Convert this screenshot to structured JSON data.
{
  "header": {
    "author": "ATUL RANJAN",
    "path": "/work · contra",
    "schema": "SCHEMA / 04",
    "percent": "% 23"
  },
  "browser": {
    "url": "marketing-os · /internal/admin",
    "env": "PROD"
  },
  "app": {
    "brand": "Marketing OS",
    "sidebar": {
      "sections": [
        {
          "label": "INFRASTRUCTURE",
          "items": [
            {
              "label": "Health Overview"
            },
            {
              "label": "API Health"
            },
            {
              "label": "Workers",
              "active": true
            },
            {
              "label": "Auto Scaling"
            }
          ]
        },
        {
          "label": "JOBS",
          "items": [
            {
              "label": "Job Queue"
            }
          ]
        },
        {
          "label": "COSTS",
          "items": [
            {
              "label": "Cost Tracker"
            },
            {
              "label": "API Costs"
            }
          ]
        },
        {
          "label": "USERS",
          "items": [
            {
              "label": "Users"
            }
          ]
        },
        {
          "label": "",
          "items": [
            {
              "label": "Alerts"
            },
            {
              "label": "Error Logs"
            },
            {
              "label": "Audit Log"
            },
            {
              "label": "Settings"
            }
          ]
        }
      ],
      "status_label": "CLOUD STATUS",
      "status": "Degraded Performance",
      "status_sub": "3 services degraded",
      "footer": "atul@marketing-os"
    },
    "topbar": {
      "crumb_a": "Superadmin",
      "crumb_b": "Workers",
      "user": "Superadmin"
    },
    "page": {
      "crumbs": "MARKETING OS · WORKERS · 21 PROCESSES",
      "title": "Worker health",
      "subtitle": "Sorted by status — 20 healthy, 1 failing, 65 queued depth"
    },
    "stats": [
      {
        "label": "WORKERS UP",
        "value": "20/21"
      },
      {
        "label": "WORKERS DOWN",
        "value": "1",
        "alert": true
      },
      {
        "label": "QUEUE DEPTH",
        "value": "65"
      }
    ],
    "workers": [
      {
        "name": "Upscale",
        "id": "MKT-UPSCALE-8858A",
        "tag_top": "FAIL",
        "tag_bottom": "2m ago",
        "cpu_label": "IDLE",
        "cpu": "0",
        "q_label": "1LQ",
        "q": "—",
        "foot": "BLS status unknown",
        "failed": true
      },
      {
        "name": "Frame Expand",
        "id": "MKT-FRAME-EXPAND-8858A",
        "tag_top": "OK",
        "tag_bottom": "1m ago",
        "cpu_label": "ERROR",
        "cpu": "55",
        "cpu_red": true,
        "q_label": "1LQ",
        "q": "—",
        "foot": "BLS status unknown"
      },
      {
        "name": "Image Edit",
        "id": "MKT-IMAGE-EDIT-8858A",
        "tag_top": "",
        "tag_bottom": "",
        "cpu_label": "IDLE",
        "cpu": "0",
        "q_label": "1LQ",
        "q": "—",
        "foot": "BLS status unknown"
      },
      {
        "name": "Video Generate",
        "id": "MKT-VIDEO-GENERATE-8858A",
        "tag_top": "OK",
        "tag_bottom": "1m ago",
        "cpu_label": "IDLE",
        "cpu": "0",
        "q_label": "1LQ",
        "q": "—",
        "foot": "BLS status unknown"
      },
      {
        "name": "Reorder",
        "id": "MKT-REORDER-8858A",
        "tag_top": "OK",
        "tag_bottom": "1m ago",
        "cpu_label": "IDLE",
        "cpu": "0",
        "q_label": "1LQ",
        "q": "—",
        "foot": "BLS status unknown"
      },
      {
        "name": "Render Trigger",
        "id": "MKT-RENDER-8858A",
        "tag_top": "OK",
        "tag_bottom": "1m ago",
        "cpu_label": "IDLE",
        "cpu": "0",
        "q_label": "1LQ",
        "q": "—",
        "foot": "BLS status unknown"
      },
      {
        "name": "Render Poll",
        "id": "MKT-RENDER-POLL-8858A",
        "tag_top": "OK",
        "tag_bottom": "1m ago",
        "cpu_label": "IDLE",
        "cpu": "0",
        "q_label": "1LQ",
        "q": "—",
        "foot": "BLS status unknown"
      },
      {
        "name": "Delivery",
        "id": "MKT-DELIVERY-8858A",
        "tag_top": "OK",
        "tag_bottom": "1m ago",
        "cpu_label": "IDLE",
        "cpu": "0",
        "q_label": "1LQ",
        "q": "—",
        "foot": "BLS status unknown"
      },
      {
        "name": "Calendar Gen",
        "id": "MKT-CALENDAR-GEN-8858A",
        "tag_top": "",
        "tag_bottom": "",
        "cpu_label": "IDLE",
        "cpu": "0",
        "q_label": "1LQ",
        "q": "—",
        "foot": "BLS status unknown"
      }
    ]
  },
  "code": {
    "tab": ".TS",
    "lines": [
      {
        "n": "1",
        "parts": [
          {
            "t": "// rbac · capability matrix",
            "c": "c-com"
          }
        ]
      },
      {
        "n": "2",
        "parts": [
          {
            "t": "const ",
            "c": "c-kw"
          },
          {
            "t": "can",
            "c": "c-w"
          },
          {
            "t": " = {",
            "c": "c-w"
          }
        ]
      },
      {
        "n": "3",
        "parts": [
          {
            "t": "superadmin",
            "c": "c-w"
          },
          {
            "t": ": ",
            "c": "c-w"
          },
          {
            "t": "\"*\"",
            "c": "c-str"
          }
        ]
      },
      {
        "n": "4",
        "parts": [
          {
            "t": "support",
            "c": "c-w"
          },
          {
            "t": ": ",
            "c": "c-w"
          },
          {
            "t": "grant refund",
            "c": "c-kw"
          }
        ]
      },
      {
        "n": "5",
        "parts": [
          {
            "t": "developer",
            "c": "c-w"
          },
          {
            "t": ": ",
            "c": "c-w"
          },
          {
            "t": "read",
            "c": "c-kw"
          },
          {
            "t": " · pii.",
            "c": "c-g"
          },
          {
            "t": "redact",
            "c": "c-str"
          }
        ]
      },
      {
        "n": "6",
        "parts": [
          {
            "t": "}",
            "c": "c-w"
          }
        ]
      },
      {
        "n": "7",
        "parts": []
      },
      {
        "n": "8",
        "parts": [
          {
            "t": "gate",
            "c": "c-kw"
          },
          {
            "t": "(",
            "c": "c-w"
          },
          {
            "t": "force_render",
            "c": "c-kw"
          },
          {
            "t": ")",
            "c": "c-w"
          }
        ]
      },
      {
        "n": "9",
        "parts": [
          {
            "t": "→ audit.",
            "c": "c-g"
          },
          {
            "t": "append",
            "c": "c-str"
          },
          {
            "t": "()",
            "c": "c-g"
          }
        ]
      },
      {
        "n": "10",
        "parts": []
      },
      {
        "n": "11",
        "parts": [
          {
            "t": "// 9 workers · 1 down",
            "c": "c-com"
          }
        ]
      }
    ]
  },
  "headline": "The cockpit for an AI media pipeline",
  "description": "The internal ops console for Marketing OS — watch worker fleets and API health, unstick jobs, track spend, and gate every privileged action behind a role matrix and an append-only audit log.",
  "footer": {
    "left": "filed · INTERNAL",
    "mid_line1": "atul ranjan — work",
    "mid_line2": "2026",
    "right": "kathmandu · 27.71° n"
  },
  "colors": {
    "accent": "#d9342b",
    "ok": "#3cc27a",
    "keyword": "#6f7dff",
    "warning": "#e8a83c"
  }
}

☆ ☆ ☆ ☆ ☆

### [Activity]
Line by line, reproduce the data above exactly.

### [Task output]
Convert this screenshot to structured JSON data.
{
  "header": {
    "author": "ATUL RANJAN",
    "path": "/work · contra",
    "schema": "SCHEMA / 04",
    "percent": "% 23"
  },
  "browser": {
    "url": "marketing-os · /internal/admin",
    "env": "PROD"
  },
  "app": {
    "brand": "Marketing OS",
    "sidebar": {
      "sections": [
        {
          "label": "INFRASTRUCTURE",
          "items": [
            {
              "label": "Health Overview"
            },
            {
              "label": "API Health"
            },
            {
              "label": "Workers",
              "active": true
            },
            {
              "label": "Auto Scaling"
            }
          ]
        },
        {
          "label": "JOBS",
          "items": [
            {
              "label": "Job Queue"
            }
          ]
        },
        {
          "label": "COSTS",
          "items": [
            {
              "label": "Cost Tracker"
            },
            {
              "label": "API Costs"
            }
          ]
        },
        {
          "label": "USERS",
          "items": [
            {
              "label": "Users"
            }
          ]
        },
        {
          "label": "",
          "items": [
            {
              "label": "Alerts"
            },
            {
              "label": "Error Logs"
            },
            {
              "label": "Audit Log"
            },
            {
              "label": "Settings"
            }
          ]
        }
      ],
      "status_label": "CLOUD STATUS",
      "status": "Degraded Performance",
      "status_sub": "3 services degraded",
      "footer": "atul@marketing-os"
    },
    "topbar": {
      "crumb_a": "Superadmin",
      "crumb_b": "Workers",
      "user": "Superadmin"
    },
    "page": {
      "crumbs": "MARKETING OS · WORKERS · 21 PROCESSES",
      "title": "Worker health",
      "subtitle": "Sorted by status — 20 healthy, 1 failing, 65 queued depth"
    },
    "stats": [
      {
        "label": "WORKERS UP",
        "value": "20/21"
      },
      {
        "label": "WORKERS DOWN",
        "value": "1",
        "alert": true
      },
      {
        "label": "QUEUE DEPTH",
        "value": "65"
      }
    ],
    "workers": [
      {
        "name": "Upscale",
        "id": "MKT-UPSCALE-8858A",
        "tag_top": "FAIL",
        "tag_bottom": "2m ago",
        "cpu_label": "IDLE",
        "cpu": "0",
        "q_label": "1LQ",
        "q": "—",
        "foot": "BLS status unknown",
        "failed": true
      },
      {
        "name": "Frame Expand",
        "id": "MKT-FRAME-EXPAND-8858A",
        "tag_top": "OK",
        "tag_bottom": "1m ago",
        "cpu_label": "ERROR",
        "cpu": "55",
        "cpu_red": true,
        "q_label": "1LQ",
        "q": "—",
        "foot": "BLS status unknown"
      },
      {
        "name": "Image Edit",
        "id": "MKT-IMAGE-EDIT-8858A",
        "tag_top": "",
        "tag_bottom": "",
        "cpu_label": "IDLE",
        "cpu": "0",
        "q_label": "1LQ",
        "q": "—",
        "foot": "BLS status unknown"
      },
      {
        "name": "Video Generate",
        "id": "MKT-VIDEO-GENERATE-8858A",
        "tag_top": "OK",
        "tag_bottom": "1m ago",
        "cpu_label": "IDLE",
        "cpu": "0",
        "q_label": "1LQ",
        "q": "—",
        "foot": "BLS status unknown"
      },
      {
        "name": "Reorder",
        "id": "MKT-REORDER-8858A",
        "tag_top": "OK",
        "tag_bottom": "1m ago",
        "cpu_label": "IDLE",
        "cpu": "0",
        "q_label": "1LQ",
        "q": "—",
        "foot": "BLS status unknown"
      },
      {
        "name": "Render Trigger",
        "id": "MKT-RENDER-8858A",
        "tag_top": "OK",
        "tag_bottom": "1m ago",
        "cpu_label": "IDLE",
        "cpu": "0",
        "q_label": "1LQ",
        "q": "—",
        "foot": "BLS status unknown"
      },
      {
        "name": "Render Poll",
        "id": "MKT-RENDER-POLL-8858A",
        "tag_top": "OK",
        "tag_bottom": "1m ago",
        "cpu_label": "IDLE",
        "cpu": "0",
        "q_label": "1LQ",
        "q": "—",
        "foot": "BLS status unknown"
      },
      {
        "name": "Delivery",
        "id": "MKT-DELIVERY-8858A",
        "tag_top": "OK",
        "tag_bottom": "1m ago",
        "cpu_label": "IDLE",
        "cpu": "0",
        "q_label": "1LQ",
        "q": "—",
        "foot": "BLS status unknown"
      },
      {
        "name": "Calendar Gen",
        "id": "MKT-CALENDAR-GEN-8858A",
        "tag_top": "",
        "tag_bottom": "",
        "cpu_label": "IDLE",
        "cpu": "0",
        "q_label": "1LQ",
        "q": "—",
        "foot": "BLS status unknown"
      }
    ]
  },
  "code": {
    "tab": ".TS",
    "lines": [
      {
        "n": "1",
        "parts": [
          {
            "t": "// rbac · capability matrix",
            "c": "c-com"
          }
        ]
      },
      {
        "n": "2",
        "parts": [
          {
            "t": "const ",
            "c": "c-kw"
          },
          {
            "t": "can",
            "c": "c-w"
          },
          {
            "t": " = {",
            "c": "c-w"
          }
        ]
      },
      {
        "n": "3",
        "parts": [
          {
            "t": "superadmin",
            "c": "c-w"
          },
          {
            "t": ": ",
            "c": "c-w"
          },
          {
            "t": "\"*\"",
            "c": "c-str"
          }
        ]
      },
      {
        "n": "4",
        "parts": [
          {
            "t": "support",
            "c": "c-w"
          },
          {
            "t": ": ",
            "c": "c-w"
          },
          {
            "t": "grant refund",
            "c": "c-kw"
          }
        ]
      },
      {
        "n": "5",
        "parts": [
          {
            "t": "developer",
            "c": "c-w"
          },
          {
            "t": ": ",
            "c": "c-w"
          },
          {
            "t": "read",
            "c": "c-kw"
          },
          {
            "t": " · pii.",
            "c": "c-g"
          },
          {
            "t": "redact",
            "c": "c-str"
          }
        ]
      },
      {
        "n": "6",
        "parts": [
          {
            "t": "}",
            "c": "c-w"
          }
        ]
      },
      {
        "n": "7",
        "parts": []
      },
      {
        "n": "8",
        "parts": [
          {
            "t": "gate",
            "c": "c-kw"
          },
          {
            "t": "(",
            "c": "c-w"
          },
          {
            "t": "force_render",
            "c": "c-kw"
          },
          {
            "t": ")",
            "c": "c-w"
          }
        ]
      },
      {
        "n": "9",
        "parts": [
          {
            "t": "→ audit.",
            "c": "c-g"
          },
          {
            "t": "append",
            "c": "c-str"
          },
          {
            "t": "()",
            "c": "c-g"
          }
        ]
      },
      {
        "n": "10",
        "parts": []
      },
      {
        "n": "11",
        "parts": [
          {
            "t": "// 9 workers · 1 down",
            "c": "c-com"
          }
        ]
      }
    ]
  },
  "headline": "The cockpit for an AI media pipeline",
  "description": "The internal ops console for Marketing OS — watch worker fleets and API health, unstick jobs, track spend, and gate every privileged action behind a role matrix and an append-only audit log.",
  "footer": {
    "left": "filed · INTERNAL",
    "mid_line1": "atul ranjan — work",
    "mid_line2": "2026",
    "right": "kathmandu · 27.71° n"
  },
  "colors": {
    "accent": "#d9342b",
    "ok": "#3cc27a",
    "keyword": "#6f7dff",
    "warning": "#e8a83c"
  }
}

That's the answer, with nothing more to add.